The FCC investigation into Hawaii's false missile alarm is underway and already showing Hawaii lacked "reasonable safeguards," agency chairman Ajit Pai said in a statement Sunday.
"Based on the information we have collected so far, it appears that the government of Hawaii did not have reasonable safeguards or process controls in place to prevent the transmission of a false alert," the statement read.
A false alarm in Hawaii on Saturday warned people to seek shelter because of an inbound ballistic missile threat. State leaders and emergency officials said it was a false message, and Hawaii Gov. David Ige told CNN "an employee pushed the wrong button," causing the erroneous alert.
Pai said officials at all levels needed to identify vulnerabilities, and that the FCC would look into steps to take to "prevent a similar incident." The statement said the frightening alarm was made worse by a 38-minute delay to correct it, and that systems must ensure immediate corrections to false alarms.
- FCC chairman: Hawaii lacked 'reasonable safeguards'
- FCC chairman backs SpaceX plan for internet satellites
- Inspector says FCC chairman did not favor Sinclair
- FCC calls out 'lack of candor' in Sinclair-Tribune deal
- Congress could kill safeguard against auto lending discrimination
- Employee who sent Hawaii's false missile alert not cooperating in FCC investigation
- Trump's FCC votes to repeal net neutrality
- '13 Reasons Why' offers fewer reasons to watch second season
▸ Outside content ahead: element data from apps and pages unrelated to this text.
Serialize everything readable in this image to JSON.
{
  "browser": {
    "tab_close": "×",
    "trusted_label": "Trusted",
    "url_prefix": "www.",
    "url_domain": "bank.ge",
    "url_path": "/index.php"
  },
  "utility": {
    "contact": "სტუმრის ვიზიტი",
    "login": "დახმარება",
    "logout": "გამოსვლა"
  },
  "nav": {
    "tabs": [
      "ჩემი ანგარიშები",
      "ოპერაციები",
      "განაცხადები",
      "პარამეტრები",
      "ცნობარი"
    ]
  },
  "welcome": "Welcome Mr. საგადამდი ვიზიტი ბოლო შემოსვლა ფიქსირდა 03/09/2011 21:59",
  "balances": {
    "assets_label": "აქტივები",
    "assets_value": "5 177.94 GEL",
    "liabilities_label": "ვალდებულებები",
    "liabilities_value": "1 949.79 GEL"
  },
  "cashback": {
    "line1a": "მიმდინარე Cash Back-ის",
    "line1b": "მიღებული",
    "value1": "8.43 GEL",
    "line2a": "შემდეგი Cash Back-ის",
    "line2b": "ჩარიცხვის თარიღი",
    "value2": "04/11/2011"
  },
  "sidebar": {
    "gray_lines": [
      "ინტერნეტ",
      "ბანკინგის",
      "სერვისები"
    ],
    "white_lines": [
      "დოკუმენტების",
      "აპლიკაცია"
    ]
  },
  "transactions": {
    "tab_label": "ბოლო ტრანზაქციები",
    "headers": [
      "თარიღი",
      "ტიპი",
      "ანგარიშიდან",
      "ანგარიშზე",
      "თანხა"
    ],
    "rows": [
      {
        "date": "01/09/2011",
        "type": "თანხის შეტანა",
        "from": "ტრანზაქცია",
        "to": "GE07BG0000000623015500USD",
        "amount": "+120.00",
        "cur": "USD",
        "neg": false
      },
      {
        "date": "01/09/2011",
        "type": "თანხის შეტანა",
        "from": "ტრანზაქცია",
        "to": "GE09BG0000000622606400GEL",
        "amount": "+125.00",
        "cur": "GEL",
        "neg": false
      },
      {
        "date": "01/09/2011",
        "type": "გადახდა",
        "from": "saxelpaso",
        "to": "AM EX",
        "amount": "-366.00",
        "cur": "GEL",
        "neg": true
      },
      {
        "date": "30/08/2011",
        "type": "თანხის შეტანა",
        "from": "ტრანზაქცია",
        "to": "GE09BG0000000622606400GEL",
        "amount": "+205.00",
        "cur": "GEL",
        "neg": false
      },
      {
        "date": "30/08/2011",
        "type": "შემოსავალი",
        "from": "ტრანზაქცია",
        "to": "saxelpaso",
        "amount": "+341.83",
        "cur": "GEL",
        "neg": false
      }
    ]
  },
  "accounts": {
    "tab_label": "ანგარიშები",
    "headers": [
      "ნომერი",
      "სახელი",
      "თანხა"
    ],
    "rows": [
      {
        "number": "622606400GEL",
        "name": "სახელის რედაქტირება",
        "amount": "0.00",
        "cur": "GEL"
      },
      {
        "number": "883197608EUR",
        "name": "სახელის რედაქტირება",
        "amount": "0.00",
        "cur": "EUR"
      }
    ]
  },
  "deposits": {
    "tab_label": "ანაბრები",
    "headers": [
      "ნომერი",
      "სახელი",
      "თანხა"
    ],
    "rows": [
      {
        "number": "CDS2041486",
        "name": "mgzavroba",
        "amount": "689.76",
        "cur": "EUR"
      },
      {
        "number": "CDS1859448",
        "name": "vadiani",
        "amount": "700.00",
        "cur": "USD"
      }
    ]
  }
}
- Ethics Committee clears Intelligence Chairman Devin Nunes
- Wynn resigns as RNC's finance chairman